I’ve written many times before about Ivan E Coyote and how very very good her stories are (they are very very good). I recently made my way though this collection as a set of nighttime reads. You know how usually you can only manage four or five pages in bed before falling asleep? Well this collection is perfect because no story clocks in at more than six or seven, each one is a contained little gem and you go to bed satisfied that you’ve explored something rich and deep without having to dive too far. I suppose it’s like wading to your ankles in the time it takes, but still discovering a submerged treasure. The subject matter is quotidian, the narration a matter of fact first person, and yet it somehow manages (and I suppose it should be my task here to figure out that “somehow” and explain it, but like watching a magician, I’d rather not look too closely at Coyote’s magic for fear of having the whole thing spoiled) to unsettle/resettle the taken-for-granted. Magical!
My first introduction to Ivan E. Coyote came in the form of a Christmas gift from K. when she gave me Bow Grip and Closer to Spiderman (see post of ages ago). I loved Ivan E. then and I love her now.
I love that after finishing an Ivan E. collection I’m left considering not just the subjects of the stories – familial bonds, those expectations about identity and behaviour we carry into any encounter with other people, the obligations we hold to one another, the limits we set, define or negotiate about our own identities – but the quality of “story” as a form. That Coyote’s stories read not as fictional tales with made-up protagonists in invented circumstances, but as stories we might hear and share at the pub, make reading a collection feel like a conversation, like I have been invited into an intimate exchange and have been trusted to hear the stories and do with them what I will (hopefully something good).

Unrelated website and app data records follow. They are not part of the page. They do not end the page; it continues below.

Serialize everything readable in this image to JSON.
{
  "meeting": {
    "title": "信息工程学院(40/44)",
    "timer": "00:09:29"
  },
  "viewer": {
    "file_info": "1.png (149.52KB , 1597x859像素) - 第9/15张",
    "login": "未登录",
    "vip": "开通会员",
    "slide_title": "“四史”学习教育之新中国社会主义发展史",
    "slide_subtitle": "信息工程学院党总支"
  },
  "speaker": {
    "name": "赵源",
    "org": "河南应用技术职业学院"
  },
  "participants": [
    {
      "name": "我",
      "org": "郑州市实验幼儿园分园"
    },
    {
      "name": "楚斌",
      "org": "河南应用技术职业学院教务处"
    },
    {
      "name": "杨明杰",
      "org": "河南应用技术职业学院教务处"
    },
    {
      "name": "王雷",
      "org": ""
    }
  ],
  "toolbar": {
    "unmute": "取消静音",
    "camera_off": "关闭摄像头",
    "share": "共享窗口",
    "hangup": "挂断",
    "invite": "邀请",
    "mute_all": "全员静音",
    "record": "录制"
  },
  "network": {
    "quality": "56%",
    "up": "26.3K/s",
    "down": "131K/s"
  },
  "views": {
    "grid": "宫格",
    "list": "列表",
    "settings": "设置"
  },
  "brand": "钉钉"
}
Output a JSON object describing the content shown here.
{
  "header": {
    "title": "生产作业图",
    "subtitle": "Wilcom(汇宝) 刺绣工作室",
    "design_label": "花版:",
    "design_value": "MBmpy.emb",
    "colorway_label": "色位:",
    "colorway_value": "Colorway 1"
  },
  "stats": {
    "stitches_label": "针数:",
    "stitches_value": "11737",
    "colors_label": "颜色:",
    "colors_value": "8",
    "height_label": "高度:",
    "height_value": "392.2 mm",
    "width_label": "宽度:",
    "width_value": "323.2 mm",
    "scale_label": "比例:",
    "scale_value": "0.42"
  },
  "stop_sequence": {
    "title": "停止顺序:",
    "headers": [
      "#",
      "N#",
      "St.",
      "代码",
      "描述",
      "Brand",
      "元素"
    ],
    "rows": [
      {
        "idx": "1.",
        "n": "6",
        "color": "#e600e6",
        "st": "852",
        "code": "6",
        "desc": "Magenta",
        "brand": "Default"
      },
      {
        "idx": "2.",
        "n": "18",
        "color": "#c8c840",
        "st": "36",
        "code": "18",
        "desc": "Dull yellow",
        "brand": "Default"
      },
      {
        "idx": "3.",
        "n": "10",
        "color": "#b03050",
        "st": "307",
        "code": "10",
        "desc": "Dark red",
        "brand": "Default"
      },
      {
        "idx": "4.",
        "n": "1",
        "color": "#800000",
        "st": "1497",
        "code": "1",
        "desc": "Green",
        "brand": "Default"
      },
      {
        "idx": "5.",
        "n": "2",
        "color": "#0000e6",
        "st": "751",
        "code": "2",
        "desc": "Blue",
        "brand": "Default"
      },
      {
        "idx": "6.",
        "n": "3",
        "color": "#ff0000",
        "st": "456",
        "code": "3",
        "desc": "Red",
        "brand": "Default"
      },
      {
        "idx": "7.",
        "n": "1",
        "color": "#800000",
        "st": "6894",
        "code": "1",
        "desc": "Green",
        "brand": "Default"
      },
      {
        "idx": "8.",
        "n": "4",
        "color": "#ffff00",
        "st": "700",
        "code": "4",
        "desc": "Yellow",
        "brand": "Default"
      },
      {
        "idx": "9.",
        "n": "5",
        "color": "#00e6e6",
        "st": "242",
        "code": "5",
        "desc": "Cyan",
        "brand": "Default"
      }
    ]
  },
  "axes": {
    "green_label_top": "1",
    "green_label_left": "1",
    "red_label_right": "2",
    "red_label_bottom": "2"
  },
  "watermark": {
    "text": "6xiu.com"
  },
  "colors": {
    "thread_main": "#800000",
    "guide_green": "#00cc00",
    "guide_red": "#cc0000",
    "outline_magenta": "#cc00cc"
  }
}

K. sent me this story last week, and when I got to it in the collection I was outraged, thinking someone had plagarized Coyote on a website, not putting together (sigh) that K. had sent me the very much attributed Coyote story: http://www.xtra.ca/public/National/Ten_steps_to_getting_over_the_ex_who_just_walked_out_on_you-8095.aspx
I liked this one because it made me laugh, and diverged in tone from the rest of the collection that otherwise keeps close to first person narration and generally defines plot around small scale person-to-person interactions. (Also because it offers reasonable advice.)
No favourite story in this collection, just a general sense of appreciation for a writer who creates stories that read as personal and particular, and yet all the same widely understood and shared.
I didn’t want to read Bow River. It had a tough spine, and I hate books with a tough spine. But it was a Christmas gift from my brother, and I like to read books that are given to me so I can thank the person and mean it. So I read it. And I owe my brother. Owe him something awesome, because Ivan E. Coyote hooked me from page one and held me the whole way through, and has me still I think.
Bow River, Coyote’s first novel, introduces the reader to Joey a year after his wife has left him for another woman. He is forced to take a vacation because his mother is threatening him with Prozac and he has a car that belongs to another man and he needs to return it. The novel covers a week in Joey’s life, and a week is not – not nearly – enough. He is a character so endearing and so honest that I’ve spent the last few days wondering whether by moving to a small town in Alberta I might find my own Joey. And it’s not just him! The characters that surround him are delightful and so perfectly drawn that I could imagine both exactly who they are and somehow still think of a dozen people they remind me of.
Let me now say something about short stories. I don’t read short stories. Not unless I have to. But I put down Bow River and immediately picked up Coyote’s 2000 collection, Close to Spider Man. My problem with short stories is that you just get a snippet. Just a little tease of a character or a plot, and then you’re cut off. I fall in love in that I really and truly care about well written characters, but with short stories I’m constantly being separated from the characters I have been introduced to. Happily, Coyote’s collection follows one woman and uses one (more or less) consistent narrative voice. I have every intention of going to the library tomorrow to check out the remaining three collections. Those I suppose I’d be wise to ration them, as there’s a good chance I’ll be sulky and sad when my available Coyote stock disappears. Or maybe I’ll take a break, read something else, and just let these two stunning works roll around in my head for awhile. In any event, let’s hope my string of excellent reads continues.